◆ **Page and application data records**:
┄┄┄┄┄┄
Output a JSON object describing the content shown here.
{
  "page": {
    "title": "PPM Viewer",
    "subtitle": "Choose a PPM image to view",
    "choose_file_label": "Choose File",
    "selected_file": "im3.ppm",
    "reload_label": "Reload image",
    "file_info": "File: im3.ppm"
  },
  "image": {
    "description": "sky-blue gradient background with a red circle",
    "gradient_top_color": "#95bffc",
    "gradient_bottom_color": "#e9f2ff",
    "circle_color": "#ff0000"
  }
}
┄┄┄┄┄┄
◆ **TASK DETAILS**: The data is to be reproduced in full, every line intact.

◆ **REPLY**:
Output a JSON object describing the content shown here.
{
  "page": {
    "title": "PPM Viewer",
    "subtitle": "Choose a PPM image to view",
    "choose_file_label": "Choose File",
    "selected_file": "im3.ppm",
    "reload_label": "Reload image",
    "file_info": "File: im3.ppm"
  },
  "image": {
    "description": "sky-blue gradient background with a red circle",
    "gradient_top_color": "#95bffc",
    "gradient_bottom_color": "#e9f2ff",
    "circle_color": "#ff0000"
  }
}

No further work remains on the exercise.